• What is expected
Restate each entry below exactly; pictures stay out of the copy.

Component data from apps and pages:

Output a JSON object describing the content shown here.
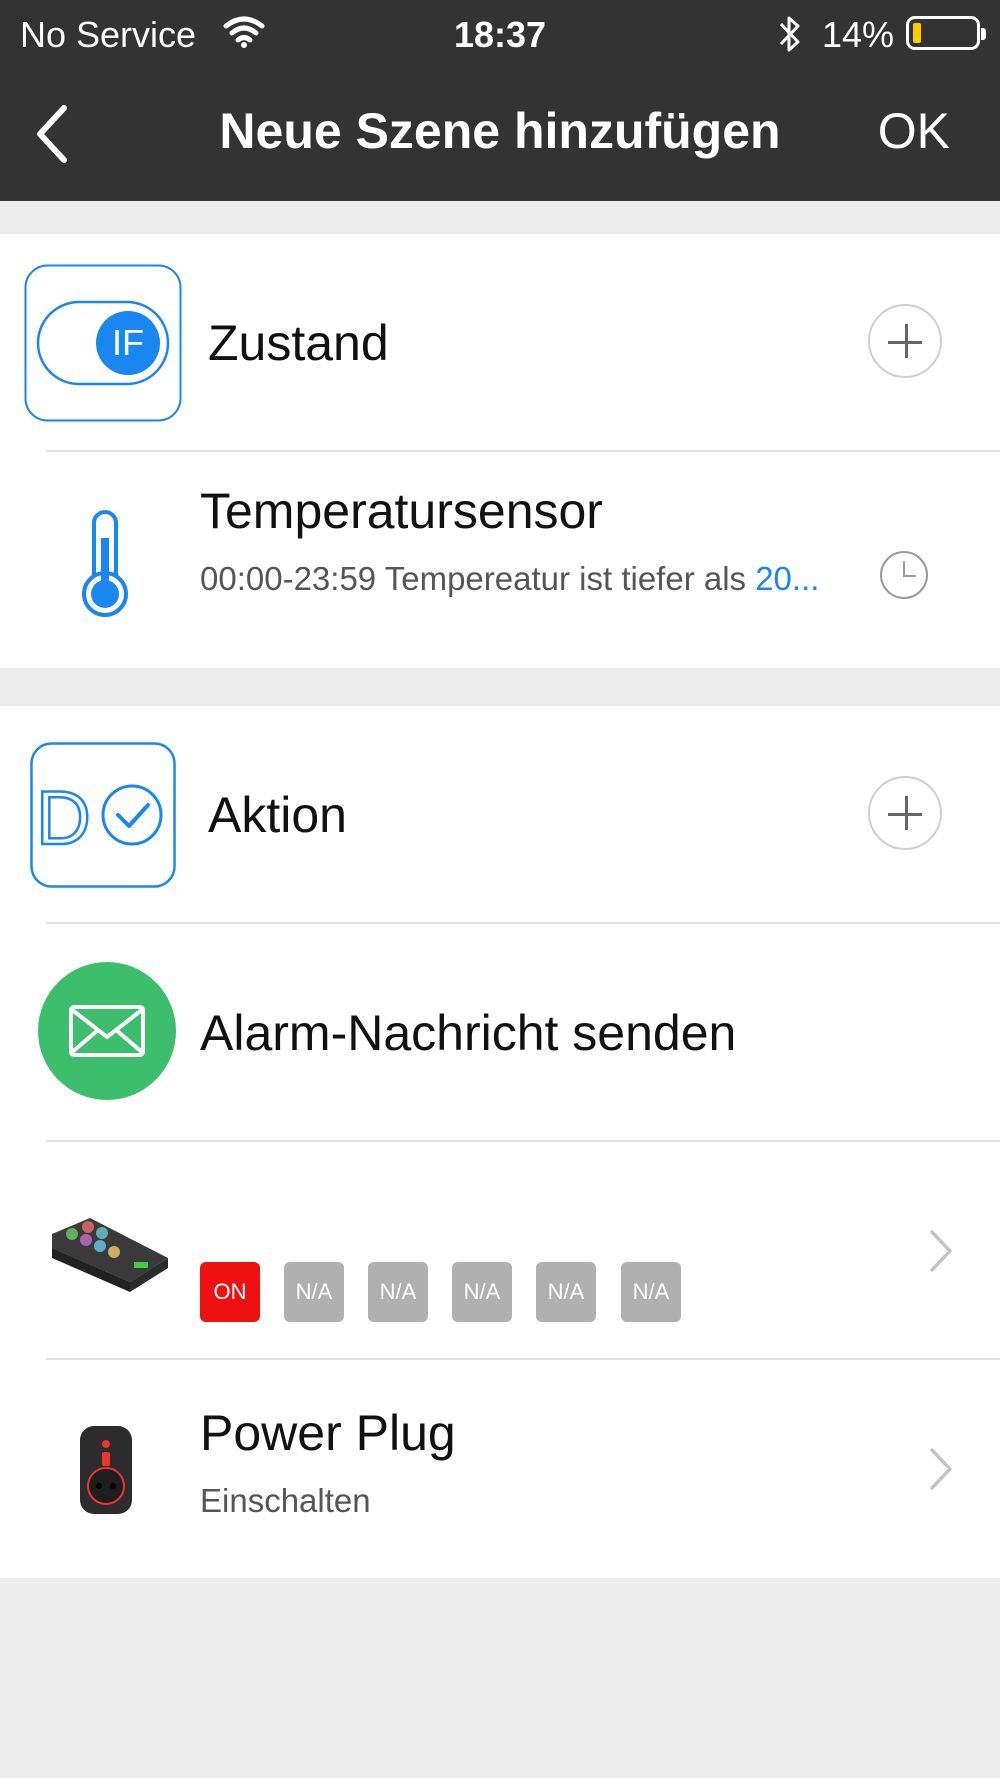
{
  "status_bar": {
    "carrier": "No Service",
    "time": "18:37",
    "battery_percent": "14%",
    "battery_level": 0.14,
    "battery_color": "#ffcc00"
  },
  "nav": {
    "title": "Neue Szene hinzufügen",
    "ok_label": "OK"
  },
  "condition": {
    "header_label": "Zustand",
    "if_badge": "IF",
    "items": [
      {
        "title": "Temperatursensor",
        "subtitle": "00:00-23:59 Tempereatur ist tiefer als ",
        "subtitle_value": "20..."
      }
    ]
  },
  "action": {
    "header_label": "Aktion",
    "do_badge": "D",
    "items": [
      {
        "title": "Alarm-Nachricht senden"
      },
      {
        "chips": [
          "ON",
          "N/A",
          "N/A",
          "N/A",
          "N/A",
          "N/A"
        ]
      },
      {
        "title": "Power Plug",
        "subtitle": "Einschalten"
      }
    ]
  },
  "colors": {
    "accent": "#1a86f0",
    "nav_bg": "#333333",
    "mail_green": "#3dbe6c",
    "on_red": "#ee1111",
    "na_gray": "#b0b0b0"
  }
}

• Answer space
Output a JSON object describing the content shown here.
{
  "status_bar": {
    "carrier": "No Service",
    "time": "18:37",
    "battery_percent": "14%",
    "battery_level": 0.14,
    "battery_color": "#ffcc00"
  },
  "nav": {
    "title": "Neue Szene hinzufügen",
    "ok_label": "OK"
  },
  "condition": {
    "header_label": "Zustand",
    "if_badge": "IF",
    "items": [
      {
        "title": "Temperatursensor",
        "subtitle": "00:00-23:59 Tempereatur ist tiefer als ",
        "subtitle_value": "20..."
      }
    ]
  },
  "action": {
    "header_label": "Aktion",
    "do_badge": "D",
    "items": [
      {
        "title": "Alarm-Nachricht senden"
      },
      {
        "chips": [
          "ON",
          "N/A",
          "N/A",
          "N/A",
          "N/A",
          "N/A"
        ]
      },
      {
        "title": "Power Plug",
        "subtitle": "Einschalten"
      }
    ]
  },
  "colors": {
    "accent": "#1a86f0",
    "nav_bg": "#333333",
    "mail_green": "#3dbe6c",
    "on_red": "#ee1111",
    "na_gray": "#b0b0b0"
  }
}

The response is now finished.